  • In a sign of the continuing decline of the USA, there is no public transportation (not even an old-fashioned bus, let alone a Japanese/European-style bullet train) to this popular destination. If you are a tourist, you need to rent a car or book a super-expensive tour. It is also a sign of how much the USA cares for pollution, greenhouse gases and oil consumption that it forces everybody to drive their own cars to a popular natural attraction.


Beware of
  • Swarms of tiny flies following you pretty much anywhere from Roads End to the John Muir Trail and mosquitoes wherever you decide to stop for your picnic
  • Snakes between Charlotte Camp and Vidette Meadow (not sure what kind)
  • The Bubbs Creek crossing (no bridge, water can be up to your chest)

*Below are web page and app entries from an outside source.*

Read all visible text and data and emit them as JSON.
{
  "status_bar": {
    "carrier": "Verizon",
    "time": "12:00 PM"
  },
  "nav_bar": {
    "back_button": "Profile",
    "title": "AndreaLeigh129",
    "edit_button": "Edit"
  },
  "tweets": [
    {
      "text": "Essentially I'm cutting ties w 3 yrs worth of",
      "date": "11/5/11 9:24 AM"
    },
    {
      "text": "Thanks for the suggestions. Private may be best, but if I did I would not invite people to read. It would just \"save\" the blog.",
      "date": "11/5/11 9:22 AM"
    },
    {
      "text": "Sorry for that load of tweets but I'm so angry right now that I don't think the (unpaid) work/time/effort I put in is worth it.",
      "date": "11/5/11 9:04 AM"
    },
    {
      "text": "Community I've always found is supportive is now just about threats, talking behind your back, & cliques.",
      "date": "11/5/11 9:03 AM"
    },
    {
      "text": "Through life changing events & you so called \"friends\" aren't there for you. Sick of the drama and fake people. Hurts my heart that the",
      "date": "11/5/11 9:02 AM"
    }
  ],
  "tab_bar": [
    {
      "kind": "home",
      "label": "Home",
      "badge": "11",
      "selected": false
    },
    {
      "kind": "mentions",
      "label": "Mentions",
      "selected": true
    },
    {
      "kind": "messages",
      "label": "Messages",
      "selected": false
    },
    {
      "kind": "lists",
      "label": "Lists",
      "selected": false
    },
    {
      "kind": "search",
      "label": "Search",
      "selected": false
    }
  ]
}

  • As usual, the number one enemy is the bureaucracy: if you plan to obtain a permit (required for multi-day hikes), good luck. Quote from their website (2012): "ALL permits must be obtained during opening hours at the permit stations. NO night drops are permitted. NO Exceptions." Needless to say, opening hours are ridiculous: it would be easier to list the closing hours. If ready to defy the unfriendly (and probably unconstitutional) rules, keep in mind that rangers (unlike you the taxpaying hiker) have unlimited time and unlimited money (your tax money): chances that they find you when hiking overnight illegally are higher than you think, no matter where in the wilderness you're hiding.